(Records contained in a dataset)
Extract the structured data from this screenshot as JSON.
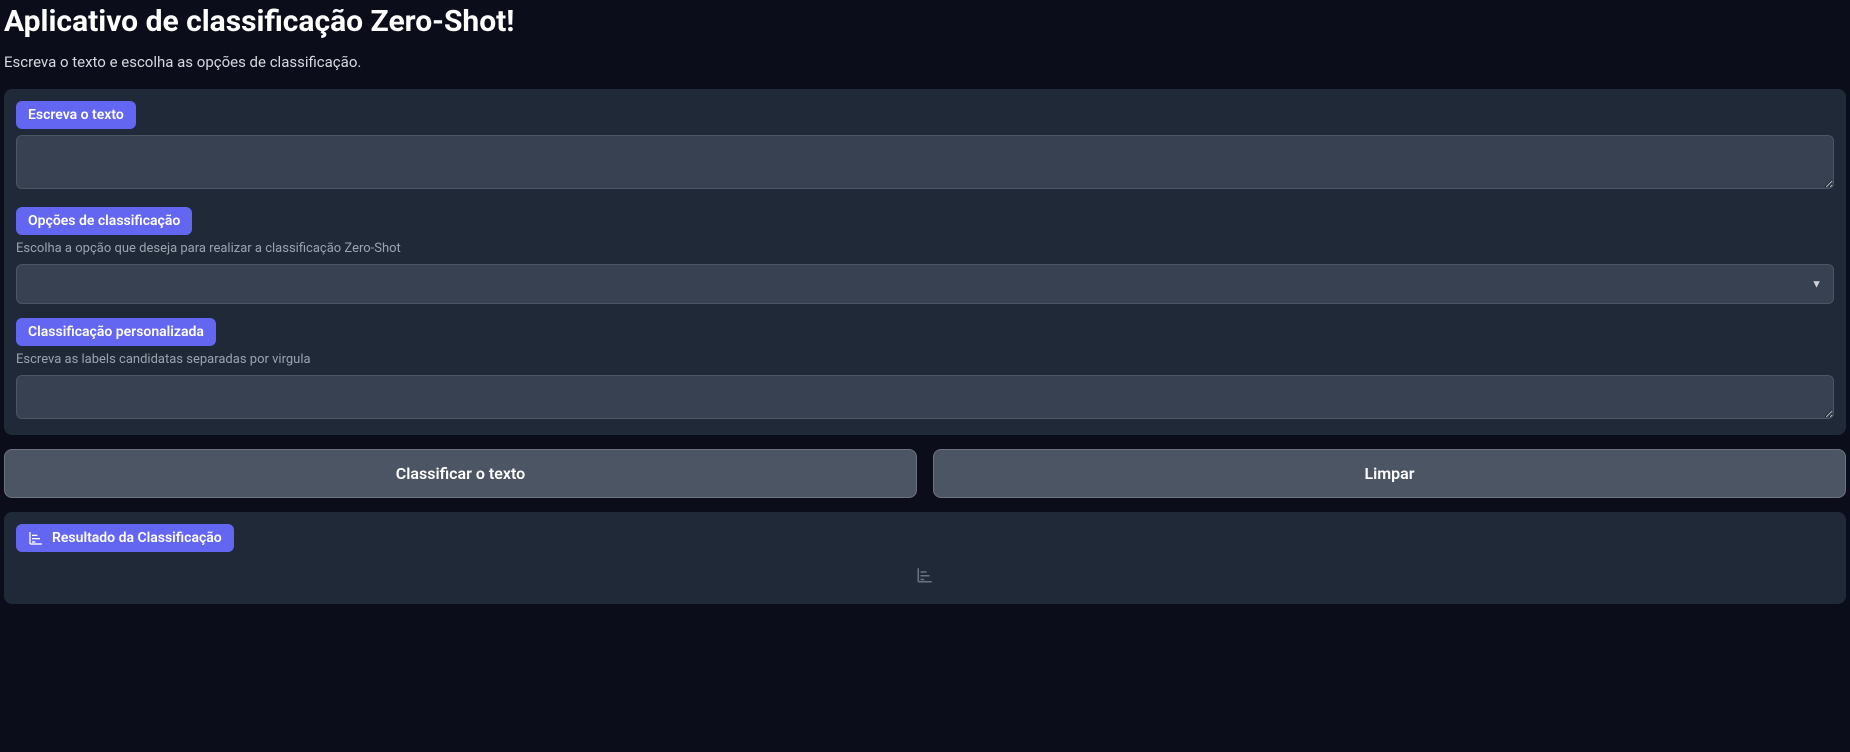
{
  "header": {
    "title": "Aplicativo de classificação Zero-Shot!",
    "subtitle": "Escreva o texto e escolha as opções de classificação."
  },
  "form": {
    "text_input": {
      "label": "Escreva o texto",
      "value": ""
    },
    "classification_options": {
      "label": "Opções de classificação",
      "description": "Escolha a opção que deseja para realizar a classificação Zero-Shot",
      "selected": ""
    },
    "custom_classification": {
      "label": "Classificação personalizada",
      "description": "Escreva as labels candidatas separadas por virgula",
      "value": ""
    }
  },
  "buttons": {
    "classify": "Classificar o texto",
    "clear": "Limpar"
  },
  "result": {
    "label": "Resultado da Classificação"
  }
}
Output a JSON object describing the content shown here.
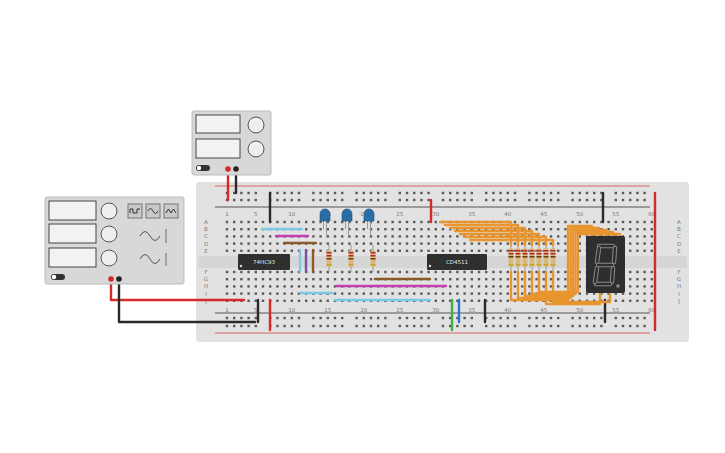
{
  "power_supply": {
    "switch_on": false
  },
  "function_generator": {
    "switch_on": false,
    "waveform_buttons": [
      {
        "kind": "square",
        "selected": false
      },
      {
        "kind": "sine",
        "selected": false
      },
      {
        "kind": "triangle",
        "selected": false
      }
    ]
  },
  "breadboard": {
    "column_labels": [
      "1",
      "5",
      "10",
      "15",
      "20",
      "25",
      "30",
      "35",
      "40",
      "45",
      "50",
      "55",
      "60"
    ],
    "row_labels": [
      "A",
      "B",
      "C",
      "D",
      "E",
      "F",
      "G",
      "H",
      "I",
      "J"
    ]
  },
  "chips": [
    {
      "label": "74HC93"
    },
    {
      "label": "CD4511"
    }
  ],
  "leds": [
    {
      "lit": false
    },
    {
      "lit": false
    },
    {
      "lit": false
    }
  ],
  "display": {
    "segments": [
      {
        "lit": false
      },
      {
        "lit": false
      },
      {
        "lit": false
      },
      {
        "lit": false
      },
      {
        "lit": false
      },
      {
        "lit": false
      },
      {
        "lit": false
      }
    ],
    "decimal_point": {
      "lit": false
    }
  },
  "wires": [
    {
      "color": "#d42a2a"
    },
    {
      "color": "#2a2a2a"
    },
    {
      "color": "#d42a2a"
    },
    {
      "color": "#2a2a2a"
    },
    {
      "color": "#7cc8e6"
    },
    {
      "color": "#c23fb0"
    },
    {
      "color": "#8b5a2b"
    },
    {
      "color": "#7cc8e6"
    },
    {
      "color": "#7b4fa0"
    },
    {
      "color": "#8b5a2b"
    },
    {
      "color": "#c23fb0"
    },
    {
      "color": "#8b5a2b"
    },
    {
      "color": "#7cc8e6"
    },
    {
      "color": "#7cc8e6"
    },
    {
      "color": "#d42a2a"
    },
    {
      "color": "#2a2a2a"
    },
    {
      "color": "#d42a2a"
    },
    {
      "color": "#2a2a2a"
    },
    {
      "color": "#3fae49"
    },
    {
      "color": "#2f6fd6"
    },
    {
      "color": "#2a2a2a"
    },
    {
      "color": "#2a2a2a"
    },
    {
      "color": "#2a2a2a"
    },
    {
      "color": "#d42a2a"
    },
    {
      "color": "#e8952f"
    },
    {
      "color": "#e8952f"
    },
    {
      "color": "#e8952f"
    },
    {
      "color": "#e8952f"
    },
    {
      "color": "#e8952f"
    },
    {
      "color": "#e8952f"
    },
    {
      "color": "#e8952f"
    },
    {
      "color": "#e8952f"
    },
    {
      "color": "#e8952f"
    },
    {
      "color": "#e8952f"
    },
    {
      "color": "#e8952f"
    },
    {
      "color": "#e8952f"
    },
    {
      "color": "#e8952f"
    },
    {
      "color": "#e8952f"
    }
  ]
}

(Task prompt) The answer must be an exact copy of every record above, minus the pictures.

(Solution)
Extract the structured data from this screenshot as JSON.
{
  "header": {
    "title": "Aplicativo de classificação Zero-Shot!",
    "subtitle": "Escreva o texto e escolha as opções de classificação."
  },
  "form": {
    "text_input": {
      "label": "Escreva o texto",
      "value": ""
    },
    "classification_options": {
      "label": "Opções de classificação",
      "description": "Escolha a opção que deseja para realizar a classificação Zero-Shot",
      "selected": ""
    },
    "custom_classification": {
      "label": "Classificação personalizada",
      "description": "Escreva as labels candidatas separadas por virgula",
      "value": ""
    }
  },
  "buttons": {
    "classify": "Classificar o texto",
    "clear": "Limpar"
  },
  "result": {
    "label": "Resultado da Classificação"
  }
}
Output a JSON object describing the content shown here.
{
  "power_supply": {
    "switch_on": false
  },
  "function_generator": {
    "switch_on": false,
    "waveform_buttons": [
      {
        "kind": "square",
        "selected": false
      },
      {
        "kind": "sine",
        "selected": false
      },
      {
        "kind": "triangle",
        "selected": false
      }
    ]
  },
  "breadboard": {
    "column_labels": [
      "1",
      "5",
      "10",
      "15",
      "20",
      "25",
      "30",
      "35",
      "40",
      "45",
      "50",
      "55",
      "60"
    ],
    "row_labels": [
      "A",
      "B",
      "C",
      "D",
      "E",
      "F",
      "G",
      "H",
      "I",
      "J"
    ]
  },
  "chips": [
    {
      "label": "74HC93"
    },
    {
      "label": "CD4511"
    }
  ],
  "leds": [
    {
      "lit": false
    },
    {
      "lit": false
    },
    {
      "lit": false
    }
  ],
  "display": {
    "segments": [
      {
        "lit": false
      },
      {
        "lit": false
      },
      {
        "lit": false
      },
      {
        "lit": false
      },
      {
        "lit": false
      },
      {
        "lit": false
      },
      {
        "lit": false
      }
    ],
    "decimal_point": {
      "lit": false
    }
  },
  "wires": [
    {
      "color": "#d42a2a"
    },
    {
      "color": "#2a2a2a"
    },
    {
      "color": "#d42a2a"
    },
    {
      "color": "#2a2a2a"
    },
    {
      "color": "#7cc8e6"
    },
    {
      "color": "#c23fb0"
    },
    {
      "color": "#8b5a2b"
    },
    {
      "color": "#7cc8e6"
    },
    {
      "color": "#7b4fa0"
    },
    {
      "color": "#8b5a2b"
    },
    {
      "color": "#c23fb0"
    },
    {
      "color": "#8b5a2b"
    },
    {
      "color": "#7cc8e6"
    },
    {
      "color": "#7cc8e6"
    },
    {
      "color": "#d42a2a"
    },
    {
      "color": "#2a2a2a"
    },
    {
      "color": "#d42a2a"
    },
    {
      "color": "#2a2a2a"
    },
    {
      "color": "#3fae49"
    },
    {
      "color": "#2f6fd6"
    },
    {
      "color": "#2a2a2a"
    },
    {
      "color": "#2a2a2a"
    },
    {
      "color": "#2a2a2a"
    },
    {
      "color": "#d42a2a"
    },
    {
      "color": "#e8952f"
    },
    {
      "color": "#e8952f"
    },
    {
      "color": "#e8952f"
    },
    {
      "color": "#e8952f"
    },
    {
      "color": "#e8952f"
    },
    {
      "color": "#e8952f"
    },
    {
      "color": "#e8952f"
    },
    {
      "color": "#e8952f"
    },
    {
      "color": "#e8952f"
    },
    {
      "color": "#e8952f"
    },
    {
      "color": "#e8952f"
    },
    {
      "color": "#e8952f"
    },
    {
      "color": "#e8952f"
    },
    {
      "color": "#e8952f"
    }
  ]
}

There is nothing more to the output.